property of a letter in bicameral alphabets (most notably the Latin one); piece of information whether a letter is taller "upper case" or lower "lower case"

Letter case is the difference between uppercase/capital letters and lowercase letters for certain writing systems. The name comes from letters on a printing press, where uppercase letters were stored on top of the lowercase letters in a drawer. Their formal names are "majuscule" and "minuscule" in the same order. Writing systems that have letter case include the Latin alphabet, the Greek alphabet, and the Cyrillic alphabet.

When the first alphabets were made, they only had capital letters.
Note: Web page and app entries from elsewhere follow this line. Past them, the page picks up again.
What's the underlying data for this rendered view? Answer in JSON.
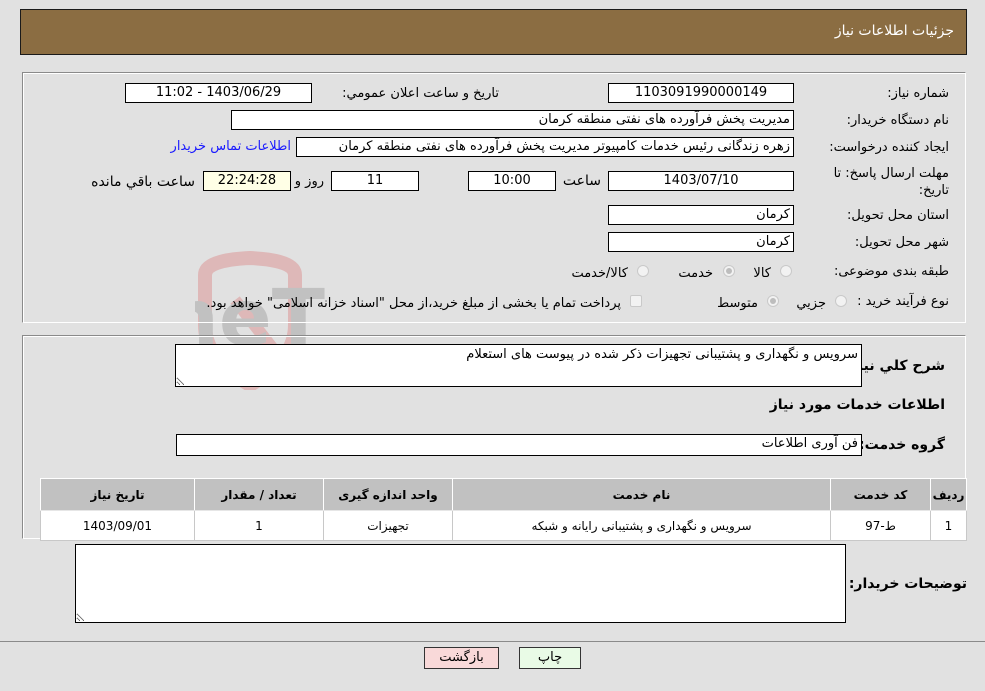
{
  "header": {
    "title": "جزئیات اطلاعات نیاز"
  },
  "details": {
    "need_number_label": "شماره نیاز:",
    "need_number": "1103091990000149",
    "announce_label": "تاریخ و ساعت اعلان عمومي:",
    "announce_value": "1403/06/29 - 11:02",
    "buyer_org_label": "نام دستگاه خریدار:",
    "buyer_org": "مدیریت پخش فرآورده های نفتی منطقه کرمان",
    "creator_label": "ایجاد کننده درخواست:",
    "creator": "زهره زندگانی رئیس خدمات کامپیوتر مدیریت پخش فرآورده های نفتی منطقه کرمان",
    "contact_link": "اطلاعات تماس خریدار",
    "deadline_label": "مهلت ارسال پاسخ: تا تاریخ:",
    "deadline_date": "1403/07/10",
    "time_label": "ساعت",
    "deadline_time": "10:00",
    "days_value": "11",
    "days_label": "روز و",
    "remaining_time": "22:24:28",
    "remaining_label": "ساعت باقي مانده",
    "province_label": "استان محل تحویل:",
    "province": "کرمان",
    "city_label": "شهر محل تحویل:",
    "city": "کرمان",
    "category_label": "طبقه بندی موضوعی:",
    "category_options": [
      "کالا",
      "خدمت",
      "کالا/خدمت"
    ],
    "category_selected": "خدمت",
    "process_label": "نوع فرآیند خرید :",
    "process_options": [
      "جزیي",
      "متوسط"
    ],
    "process_selected": "متوسط",
    "treasury_note": "پرداخت تمام یا بخشی از مبلغ خرید،از محل \"اسناد خزانه اسلامی\" خواهد بود."
  },
  "services": {
    "summary_label": "شرح كلي نياز:",
    "summary_value": "سرویس و نگهداری و پشتیبانی تجهیزات ذکر شده در پیوست های استعلام",
    "section_title": "اطلاعات خدمات مورد نیاز",
    "group_label": "گروه خدمت:",
    "group_value": "فن آوری اطلاعات",
    "table": {
      "columns": [
        "ردیف",
        "کد خدمت",
        "نام خدمت",
        "واحد اندازه گیری",
        "تعداد / مقدار",
        "تاریخ نیاز"
      ],
      "rows": [
        [
          "1",
          "ط-97",
          "سرویس و نگهداری و پشتیبانی رایانه و شبکه",
          "تجهیزات",
          "1",
          "1403/09/01"
        ]
      ]
    },
    "buyer_notes_label": "توضیحات خریدار:",
    "buyer_notes_value": ""
  },
  "buttons": {
    "print": "چاپ",
    "back": "بازگشت"
  },
  "watermark": {
    "text": "AriaTender.neT"
  },
  "colors": {
    "header": "#8b6d42",
    "print_bg": "#e9fbe6",
    "back_bg": "#f9d9d9",
    "link": "#1a1aff"
  }
}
Overtime, especially during the Middle Ages, lowercase letters were made to write more quickly. Other than Greek and Latin, European languages made no clear differences between capital and lowercase letters until the year 1300.

Different languages have different rules for when to capitalize or not to capitalize letters. For example, German always capitalizes nouns, while English only capitalizes proper nouns, so while German would write "the automobile" as "das Auto", English would not do the same. However, nearly all languages with letter case capitalize the first letter of the first word of ever sentence.